what i have learned from this book and Last Man Off: A True Story of Disaster and Survival on the Antarctic Seas is that when you survive a lost at sea situation, it’s completely within your rights to criticize the behavior of the ones who didn’t make it.
which seems churlish, but also totally fair – nice guys do not finish last, after all, and survivors win the reward of getting the last word. and also the reward of surviving. this guy isn’t quite as fingery-pointery as last man off, but i suppose a finn fleeing the french foreign legion in 1954 is just better-versed at decorum. or perspective. or has learned lessons in maritime civility from his similarly-besieged country
this is the true story of a finn and a swede who jump off the saigon-bound ship the Skaubryn in order to flee the exhausting life of the french foreign legion during the indochina war.
the hearty and irrepressible swedish chap fred ericsson plans their escape as they traverse the indian ocean.
“Malaya on one side, Indonesia on the other. We can’t miss.”
spoiler alert – they miss.
by a lot.
and with only a bottle of wine and a sandwich apiece, they find themselves adrift in a canvas-bottomed raft measuring four square feet in a sea fulla sharks under blistering sun, tossed about by relentless waves and succumbing to boredom and weakness and … despair. and only one of them will survive their thirty-two day ordeal. dunh-dunh-DAAAAHHHHH!

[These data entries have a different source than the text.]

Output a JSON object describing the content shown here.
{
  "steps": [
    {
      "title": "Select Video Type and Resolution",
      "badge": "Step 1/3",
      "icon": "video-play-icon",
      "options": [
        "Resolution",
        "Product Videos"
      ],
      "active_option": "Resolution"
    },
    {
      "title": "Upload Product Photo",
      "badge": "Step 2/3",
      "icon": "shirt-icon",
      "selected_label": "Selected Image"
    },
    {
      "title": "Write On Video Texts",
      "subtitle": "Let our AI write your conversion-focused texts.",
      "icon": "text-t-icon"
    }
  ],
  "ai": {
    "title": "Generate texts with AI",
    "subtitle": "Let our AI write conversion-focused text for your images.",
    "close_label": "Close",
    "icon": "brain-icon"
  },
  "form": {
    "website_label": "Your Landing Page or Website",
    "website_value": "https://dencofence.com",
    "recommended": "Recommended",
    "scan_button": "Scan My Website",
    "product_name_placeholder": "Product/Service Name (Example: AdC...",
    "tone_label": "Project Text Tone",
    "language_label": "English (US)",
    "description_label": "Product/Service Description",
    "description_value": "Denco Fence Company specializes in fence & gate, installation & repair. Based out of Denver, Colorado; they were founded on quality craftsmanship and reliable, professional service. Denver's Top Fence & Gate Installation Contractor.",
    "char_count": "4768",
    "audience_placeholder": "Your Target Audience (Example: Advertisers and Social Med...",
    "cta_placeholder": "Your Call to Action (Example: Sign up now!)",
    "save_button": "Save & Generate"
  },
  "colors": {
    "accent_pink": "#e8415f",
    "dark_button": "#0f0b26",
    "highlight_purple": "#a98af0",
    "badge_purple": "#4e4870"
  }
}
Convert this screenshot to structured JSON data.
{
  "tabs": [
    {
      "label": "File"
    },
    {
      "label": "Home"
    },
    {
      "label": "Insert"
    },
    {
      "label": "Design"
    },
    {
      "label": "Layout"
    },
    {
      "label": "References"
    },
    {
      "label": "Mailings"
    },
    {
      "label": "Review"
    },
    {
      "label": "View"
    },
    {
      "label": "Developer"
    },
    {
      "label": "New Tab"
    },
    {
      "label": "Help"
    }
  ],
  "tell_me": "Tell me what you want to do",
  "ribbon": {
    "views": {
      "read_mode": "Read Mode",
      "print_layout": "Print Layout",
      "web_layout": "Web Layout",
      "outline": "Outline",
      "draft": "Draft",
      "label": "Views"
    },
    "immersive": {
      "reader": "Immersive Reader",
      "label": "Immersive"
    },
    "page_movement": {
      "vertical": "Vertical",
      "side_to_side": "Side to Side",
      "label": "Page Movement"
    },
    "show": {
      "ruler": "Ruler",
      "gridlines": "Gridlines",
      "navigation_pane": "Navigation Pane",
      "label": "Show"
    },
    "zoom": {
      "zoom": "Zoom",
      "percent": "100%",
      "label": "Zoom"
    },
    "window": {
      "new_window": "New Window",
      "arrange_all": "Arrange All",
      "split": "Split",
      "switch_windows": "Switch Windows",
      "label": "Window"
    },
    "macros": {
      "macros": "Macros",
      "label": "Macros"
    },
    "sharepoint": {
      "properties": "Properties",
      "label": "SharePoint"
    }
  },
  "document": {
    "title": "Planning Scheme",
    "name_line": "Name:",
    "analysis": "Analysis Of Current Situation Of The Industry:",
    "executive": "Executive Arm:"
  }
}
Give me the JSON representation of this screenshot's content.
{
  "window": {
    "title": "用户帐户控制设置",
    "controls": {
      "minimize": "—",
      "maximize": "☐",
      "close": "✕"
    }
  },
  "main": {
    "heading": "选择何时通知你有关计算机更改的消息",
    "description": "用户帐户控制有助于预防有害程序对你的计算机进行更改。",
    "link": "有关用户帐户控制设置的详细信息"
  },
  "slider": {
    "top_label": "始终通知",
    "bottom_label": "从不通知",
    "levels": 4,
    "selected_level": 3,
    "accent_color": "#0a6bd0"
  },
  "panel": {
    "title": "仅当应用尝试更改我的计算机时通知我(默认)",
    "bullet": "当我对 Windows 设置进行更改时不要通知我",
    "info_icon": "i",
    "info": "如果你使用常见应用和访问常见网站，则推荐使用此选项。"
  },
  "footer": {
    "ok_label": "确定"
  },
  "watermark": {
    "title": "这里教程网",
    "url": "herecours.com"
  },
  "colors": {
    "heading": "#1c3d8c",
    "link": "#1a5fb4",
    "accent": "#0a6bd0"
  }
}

if you are a bright cookie, you can see that fred ericsson is not the author of this book, so you know that he is the one who perished on the high seas. but before he was literally dead weight, he was figurative dead weight, from the very beginning being “too exhausted” to help with the rowing, signaling of ships, filling of wine bottle with rain, or hoisting of distress sail made out of his own shirt; the sleepy princess of the ocean.
tiira doesn’t seem to be much better at surviving, although survive he does. he’s initially too squeamish to eat the fish and crabs that swim up into the raft, and later too principled to kick the decaying corpse out of the raft. but he does pound on a few sharks with his paddle, so he’s at least willing to fight for alpha status.
thirty-two days is a long time to be a castaway, where nothing much happens except being thirsty, being hungry, being sunburned, just-missing ships, being hot, being cold, being pursued by sharks, staring at a corpse, and reevaluating one’s life choices.
it’s not the most riveting survival story i have ever read, but it’s a fine book if you’re looking to round out your shark week reading. and unlike Zombie Sharks with Metal Teeth, this one does in fact have sharks.
watch out, shark book!!!!!! it’s shark week!!!!!! no one is safe during shark week!!!!!!
anything can happen!
thanks for this book, connor!!